The social website Facebook has removed the Australian celebrity chef Pete Evans page on Thursday. According to the tech giant, the chef turned conspiracy theorist for spreading false information about the pandemic, Facebook’s latest move to policy false content about the Covid-19.
Evans has many cookbooks comprising hundreds of recipes. He was the former judge on prime-time Australian cooking shows. But now, he has become one among the conspicuous spreaders of groundless claims about Covid-19, calling it a “BS” and “hoax” to his Facebook followers.
He also requested people to avoid getting the covid-19 test that killed about 1.7 million people or not taking a vaccine, a measure specialists believe is a key to ending the pandemic. On November 20, Evans had announced on Instagram that he was leaving Facebook but continued posting there unless his page was removed.
“We don’t permit anyone to share wrong information about Covid-19 that could lead to the imminent body damage or (about) COVID-19 vaccines that have been discredited by public health specialists.”

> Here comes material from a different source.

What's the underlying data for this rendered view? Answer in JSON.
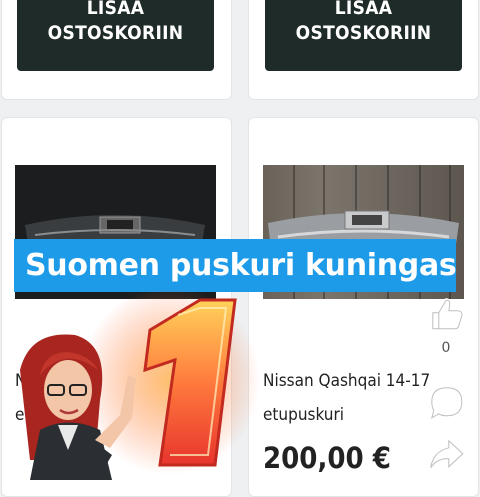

Facebook further explained,
“We have firm policies against this type of content and we’ve deleted Chef Pete Evans’ Facebook Page for continual violations of these policies.”
However, Facebook did not say why it retained Evans’s Instagram page. On Thursday, Evans told his 278,000 Instagram followers that he was “so excited to be one of the agitators for discussion about such a major topic (as) freedom of speech”.
He also called vaccine a “scam” and “poison”, and discourage coronavirus tests by saying, “no testing… no cases”, on previous Instagram posts.
Besides these, the social giant already facing allegations of not taking action against mendacious content circulating through its platform. Facebook has started to removed conspicuous claims about vaccines from Instagram and Facebook early this month. The platform hosted some 3.8 billion views of misguiding health content in the year to August-deluging the amount of valid information, stated by Facebook’s supporters.
Facebook had removed four groups that spread texts, videos, and photographs with “deliberately false content intended to misguide about coronavirus vaccines”, the Israeli government said this week.